What you will do:
Output only how many lines below contain "Define".

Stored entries

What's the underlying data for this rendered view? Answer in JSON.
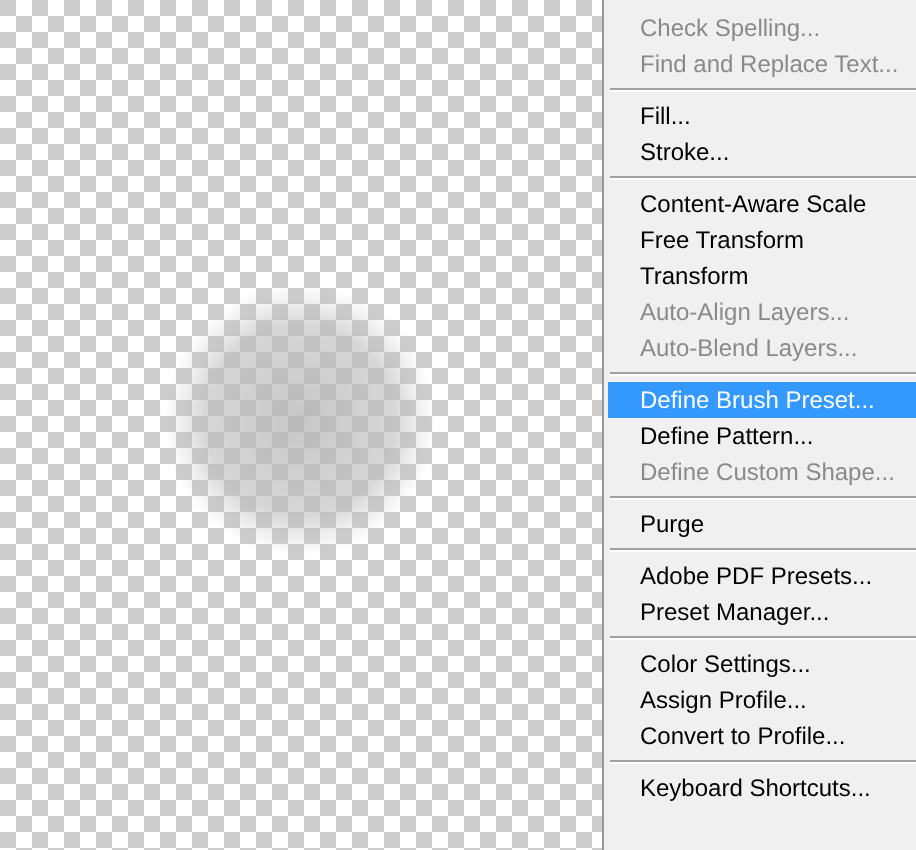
{
  "canvas": {
    "kind": "transparent"
  },
  "menu": {
    "sections": [
      {
        "items": [
          {
            "label": "Check Spelling...",
            "disabled": true,
            "selected": false
          },
          {
            "label": "Find and Replace Text...",
            "disabled": true,
            "selected": false
          }
        ]
      },
      {
        "items": [
          {
            "label": "Fill...",
            "disabled": false,
            "selected": false
          },
          {
            "label": "Stroke...",
            "disabled": false,
            "selected": false
          }
        ]
      },
      {
        "items": [
          {
            "label": "Content-Aware Scale",
            "disabled": false,
            "selected": false
          },
          {
            "label": "Free Transform",
            "disabled": false,
            "selected": false
          },
          {
            "label": "Transform",
            "disabled": false,
            "selected": false
          },
          {
            "label": "Auto-Align Layers...",
            "disabled": true,
            "selected": false
          },
          {
            "label": "Auto-Blend Layers...",
            "disabled": true,
            "selected": false
          }
        ]
      },
      {
        "items": [
          {
            "label": "Define Brush Preset...",
            "disabled": false,
            "selected": true
          },
          {
            "label": "Define Pattern...",
            "disabled": false,
            "selected": false
          },
          {
            "label": "Define Custom Shape...",
            "disabled": true,
            "selected": false
          }
        ]
      },
      {
        "items": [
          {
            "label": "Purge",
            "disabled": false,
            "selected": false
          }
        ]
      },
      {
        "items": [
          {
            "label": "Adobe PDF Presets...",
            "disabled": false,
            "selected": false
          },
          {
            "label": "Preset Manager...",
            "disabled": false,
            "selected": false
          }
        ]
      },
      {
        "items": [
          {
            "label": "Color Settings...",
            "disabled": false,
            "selected": false
          },
          {
            "label": "Assign Profile...",
            "disabled": false,
            "selected": false
          },
          {
            "label": "Convert to Profile...",
            "disabled": false,
            "selected": false
          }
        ]
      },
      {
        "items": [
          {
            "label": "Keyboard Shortcuts...",
            "disabled": false,
            "selected": false
          }
        ]
      }
    ]
  }
}
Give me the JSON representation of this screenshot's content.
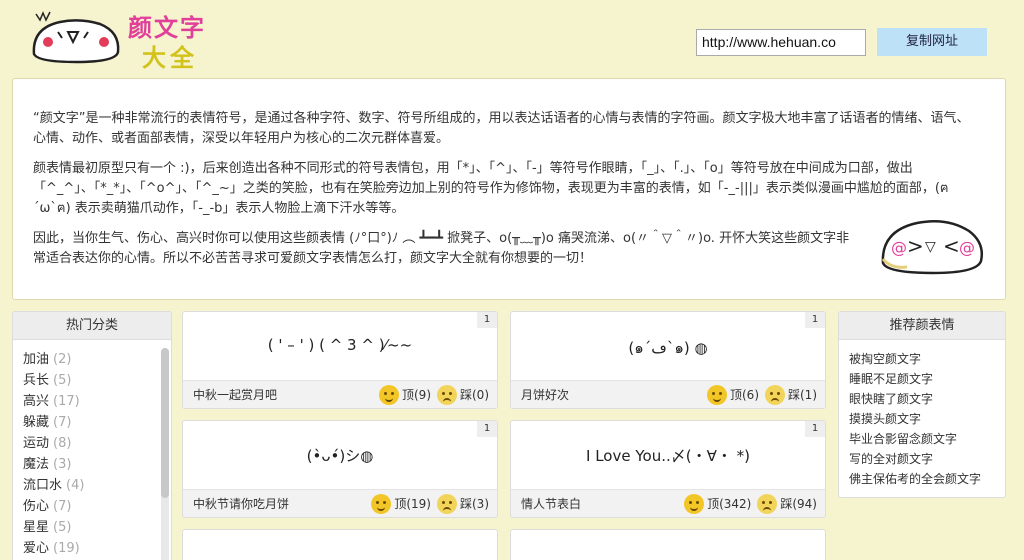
{
  "header": {
    "logo_line1": "颜文字",
    "logo_line2": "大全",
    "url": "http://www.hehuan.co",
    "copy_button": "复制网址"
  },
  "intro": {
    "paragraphs": [
      "“颜文字”是一种非常流行的表情符号，是通过各种字符、数字、符号所组成的，用以表达话语者的心情与表情的字符画。颜文字极大地丰富了话语者的情绪、语气、心情、动作、或者面部表情，深受以年轻用户为核心的二次元群体喜爱。",
      "颜表情最初原型只有一个 :)，后来创造出各种不同形式的符号表情包，用「*」、「^」、「-」等符号作眼睛，「_」、「.」、「o」等符号放在中间成为口部，做出「^_^」、「*_*」、「^o^」、「^_~」之类的笑脸，也有在笑脸旁边加上别的符号作为修饰物，表现更为丰富的表情，如「-_-|||」表示类似漫画中尴尬的面部，(ฅ´ω`ฅ) 表示卖萌猫爪动作，「-_-b」表示人物脸上滴下汗水等等。",
      "因此，当你生气、伤心、高兴时你可以使用这些颜表情 (ﾉ°口°)ﾉ ︵ ┻━┻ 掀凳子、o(╥﹏╥)o 痛哭流涕、o(〃＾▽＾〃)o. 开怀大笑这些颜文字非常适合表达你的心情。所以不必苦苦寻求可爱颜文字表情怎么打，颜文字大全就有你想要的一切！"
    ]
  },
  "sidebar": {
    "title": "热门分类",
    "items": [
      {
        "label": "加油",
        "count": "(2)"
      },
      {
        "label": "兵长",
        "count": "(5)"
      },
      {
        "label": "高兴",
        "count": "(17)"
      },
      {
        "label": "躲藏",
        "count": "(7)"
      },
      {
        "label": "运动",
        "count": "(8)"
      },
      {
        "label": "魔法",
        "count": "(3)"
      },
      {
        "label": "流口水",
        "count": "(4)"
      },
      {
        "label": "伤心",
        "count": "(7)"
      },
      {
        "label": "星星",
        "count": "(5)"
      },
      {
        "label": "爱心",
        "count": "(19)"
      }
    ]
  },
  "cards": [
    {
      "rank": "1",
      "emoticon": "( ' – ' ) ( ^ 3 ^ )⁄~~",
      "title": "中秋一起赏月吧",
      "up_label": "顶(9)",
      "down_label": "踩(0)"
    },
    {
      "rank": "1",
      "emoticon": "(๑´ڡ`๑) ◍",
      "title": "月饼好次",
      "up_label": "顶(6)",
      "down_label": "踩(1)"
    },
    {
      "rank": "1",
      "emoticon": "(•̀ᴗ•́)シ◍",
      "title": "中秋节请你吃月饼",
      "up_label": "顶(19)",
      "down_label": "踩(3)"
    },
    {
      "rank": "1",
      "emoticon": "I Love You..〆(・∀・ *)",
      "title": "情人节表白",
      "up_label": "顶(342)",
      "down_label": "踩(94)"
    }
  ],
  "recommend": {
    "title": "推荐颜表情",
    "items": [
      "被掏空颜文字",
      "睡眠不足颜文字",
      "眼快瞎了颜文字",
      "摸摸头颜文字",
      "毕业合影留念颜文字",
      "写的全对颜文字",
      "佛主保佑考的全会颜文字"
    ]
  },
  "icons": {
    "up_vote": "smile-thumbs-up-icon",
    "down_vote": "sweat-face-icon"
  },
  "colors": {
    "page_bg": "#f6f3cf",
    "logo_pink": "#e0409a",
    "logo_yellow": "#d2c21a",
    "copy_button_bg": "#bde2f7"
  }
}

Task response:
3